#### THE RECORDS

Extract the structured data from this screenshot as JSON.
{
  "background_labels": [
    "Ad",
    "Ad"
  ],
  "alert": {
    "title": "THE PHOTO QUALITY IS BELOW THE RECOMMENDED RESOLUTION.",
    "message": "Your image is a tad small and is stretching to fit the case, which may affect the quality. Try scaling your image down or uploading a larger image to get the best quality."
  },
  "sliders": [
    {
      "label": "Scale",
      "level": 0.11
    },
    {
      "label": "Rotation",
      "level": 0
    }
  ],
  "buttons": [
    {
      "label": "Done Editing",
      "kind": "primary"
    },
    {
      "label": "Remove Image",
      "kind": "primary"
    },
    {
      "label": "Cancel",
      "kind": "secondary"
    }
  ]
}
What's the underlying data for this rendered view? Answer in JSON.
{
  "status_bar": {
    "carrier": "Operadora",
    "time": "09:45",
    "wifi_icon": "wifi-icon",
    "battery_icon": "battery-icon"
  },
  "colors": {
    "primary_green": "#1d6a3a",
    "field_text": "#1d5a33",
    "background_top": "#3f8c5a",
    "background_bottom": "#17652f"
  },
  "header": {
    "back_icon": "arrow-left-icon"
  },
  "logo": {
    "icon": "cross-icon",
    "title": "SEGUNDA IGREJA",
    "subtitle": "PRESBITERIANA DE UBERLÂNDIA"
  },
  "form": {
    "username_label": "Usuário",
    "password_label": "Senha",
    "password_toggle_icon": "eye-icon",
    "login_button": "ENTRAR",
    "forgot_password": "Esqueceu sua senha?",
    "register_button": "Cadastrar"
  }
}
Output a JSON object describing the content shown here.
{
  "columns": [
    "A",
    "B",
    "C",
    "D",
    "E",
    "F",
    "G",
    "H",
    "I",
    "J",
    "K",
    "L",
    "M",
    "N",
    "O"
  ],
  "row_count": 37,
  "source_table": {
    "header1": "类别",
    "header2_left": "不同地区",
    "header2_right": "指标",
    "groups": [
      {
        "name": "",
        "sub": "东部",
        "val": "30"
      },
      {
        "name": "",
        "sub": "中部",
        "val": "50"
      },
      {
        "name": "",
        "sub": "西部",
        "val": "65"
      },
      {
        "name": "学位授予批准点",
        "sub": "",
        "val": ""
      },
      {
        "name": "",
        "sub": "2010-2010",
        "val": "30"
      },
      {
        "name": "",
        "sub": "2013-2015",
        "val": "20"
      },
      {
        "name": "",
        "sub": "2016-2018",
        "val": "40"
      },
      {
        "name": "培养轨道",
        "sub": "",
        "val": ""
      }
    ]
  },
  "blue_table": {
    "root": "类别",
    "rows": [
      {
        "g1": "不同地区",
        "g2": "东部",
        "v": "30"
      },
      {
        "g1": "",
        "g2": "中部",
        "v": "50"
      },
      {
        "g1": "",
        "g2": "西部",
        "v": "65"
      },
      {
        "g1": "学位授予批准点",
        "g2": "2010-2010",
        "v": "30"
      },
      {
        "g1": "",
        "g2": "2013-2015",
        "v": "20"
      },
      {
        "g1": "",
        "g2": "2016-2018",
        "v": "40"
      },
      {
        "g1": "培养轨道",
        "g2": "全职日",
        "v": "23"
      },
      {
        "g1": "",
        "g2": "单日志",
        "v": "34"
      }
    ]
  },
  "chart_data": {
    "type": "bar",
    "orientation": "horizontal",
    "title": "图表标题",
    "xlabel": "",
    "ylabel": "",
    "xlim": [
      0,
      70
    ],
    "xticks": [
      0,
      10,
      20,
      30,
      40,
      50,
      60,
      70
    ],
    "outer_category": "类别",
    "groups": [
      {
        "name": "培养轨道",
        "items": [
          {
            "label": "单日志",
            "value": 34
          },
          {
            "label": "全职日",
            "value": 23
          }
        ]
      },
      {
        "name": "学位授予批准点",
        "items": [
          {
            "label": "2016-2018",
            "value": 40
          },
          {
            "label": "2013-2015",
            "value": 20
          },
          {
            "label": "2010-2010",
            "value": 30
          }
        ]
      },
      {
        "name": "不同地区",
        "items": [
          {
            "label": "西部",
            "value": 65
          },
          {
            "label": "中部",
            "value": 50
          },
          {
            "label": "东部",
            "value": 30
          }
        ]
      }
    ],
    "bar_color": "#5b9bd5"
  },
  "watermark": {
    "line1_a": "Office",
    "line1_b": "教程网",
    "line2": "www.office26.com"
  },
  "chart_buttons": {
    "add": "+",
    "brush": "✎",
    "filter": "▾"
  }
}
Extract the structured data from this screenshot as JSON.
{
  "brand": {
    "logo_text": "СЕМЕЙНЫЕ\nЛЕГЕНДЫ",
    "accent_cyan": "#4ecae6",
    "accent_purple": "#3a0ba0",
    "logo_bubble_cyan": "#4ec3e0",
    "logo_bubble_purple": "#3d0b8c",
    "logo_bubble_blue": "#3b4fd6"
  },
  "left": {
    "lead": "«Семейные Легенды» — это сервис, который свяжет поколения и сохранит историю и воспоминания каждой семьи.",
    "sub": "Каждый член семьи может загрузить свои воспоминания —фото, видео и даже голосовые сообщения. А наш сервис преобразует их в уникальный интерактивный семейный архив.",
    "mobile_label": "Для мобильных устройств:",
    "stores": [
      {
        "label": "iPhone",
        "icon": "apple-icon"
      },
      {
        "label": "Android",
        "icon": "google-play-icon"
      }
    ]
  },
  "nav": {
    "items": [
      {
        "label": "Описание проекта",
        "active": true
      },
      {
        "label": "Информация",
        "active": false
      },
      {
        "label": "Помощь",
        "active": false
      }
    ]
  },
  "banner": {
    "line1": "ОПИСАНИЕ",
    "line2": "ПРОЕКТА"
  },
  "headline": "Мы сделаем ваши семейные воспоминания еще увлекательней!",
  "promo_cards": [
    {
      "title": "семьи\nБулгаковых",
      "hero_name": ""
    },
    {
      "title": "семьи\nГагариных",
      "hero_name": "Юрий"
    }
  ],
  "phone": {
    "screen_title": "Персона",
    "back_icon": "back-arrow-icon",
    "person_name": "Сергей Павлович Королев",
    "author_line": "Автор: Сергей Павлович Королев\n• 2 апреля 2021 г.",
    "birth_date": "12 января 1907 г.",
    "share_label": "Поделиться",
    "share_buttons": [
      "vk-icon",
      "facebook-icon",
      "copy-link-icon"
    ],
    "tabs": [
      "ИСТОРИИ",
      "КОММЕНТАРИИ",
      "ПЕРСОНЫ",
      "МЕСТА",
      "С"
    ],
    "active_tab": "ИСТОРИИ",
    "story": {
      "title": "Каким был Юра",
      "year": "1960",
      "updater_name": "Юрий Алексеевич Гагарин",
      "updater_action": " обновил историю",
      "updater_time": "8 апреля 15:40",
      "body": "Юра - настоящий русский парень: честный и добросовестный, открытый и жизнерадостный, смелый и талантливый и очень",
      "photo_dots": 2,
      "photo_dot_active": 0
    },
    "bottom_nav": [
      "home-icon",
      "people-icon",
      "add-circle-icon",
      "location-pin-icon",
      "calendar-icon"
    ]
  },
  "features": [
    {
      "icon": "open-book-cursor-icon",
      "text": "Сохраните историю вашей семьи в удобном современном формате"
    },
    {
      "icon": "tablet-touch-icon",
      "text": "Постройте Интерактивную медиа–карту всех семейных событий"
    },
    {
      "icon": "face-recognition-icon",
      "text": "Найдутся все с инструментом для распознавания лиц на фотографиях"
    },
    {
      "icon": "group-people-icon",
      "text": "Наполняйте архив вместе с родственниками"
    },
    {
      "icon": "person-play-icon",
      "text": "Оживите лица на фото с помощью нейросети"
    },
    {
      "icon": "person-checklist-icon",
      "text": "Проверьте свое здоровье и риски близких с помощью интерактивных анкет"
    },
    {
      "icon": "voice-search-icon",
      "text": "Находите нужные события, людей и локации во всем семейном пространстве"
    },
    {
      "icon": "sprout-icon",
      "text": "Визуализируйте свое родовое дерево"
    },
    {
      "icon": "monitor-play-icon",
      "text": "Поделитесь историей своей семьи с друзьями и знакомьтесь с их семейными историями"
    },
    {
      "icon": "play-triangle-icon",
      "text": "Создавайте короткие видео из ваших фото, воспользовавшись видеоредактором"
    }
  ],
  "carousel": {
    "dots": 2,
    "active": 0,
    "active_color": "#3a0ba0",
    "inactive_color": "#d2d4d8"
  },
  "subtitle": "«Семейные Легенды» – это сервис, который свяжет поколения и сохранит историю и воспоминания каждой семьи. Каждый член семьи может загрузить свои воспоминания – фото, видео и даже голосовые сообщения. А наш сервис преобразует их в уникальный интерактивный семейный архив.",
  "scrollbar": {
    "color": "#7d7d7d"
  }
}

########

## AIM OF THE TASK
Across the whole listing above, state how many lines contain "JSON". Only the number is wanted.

## COMPLETED TASK
4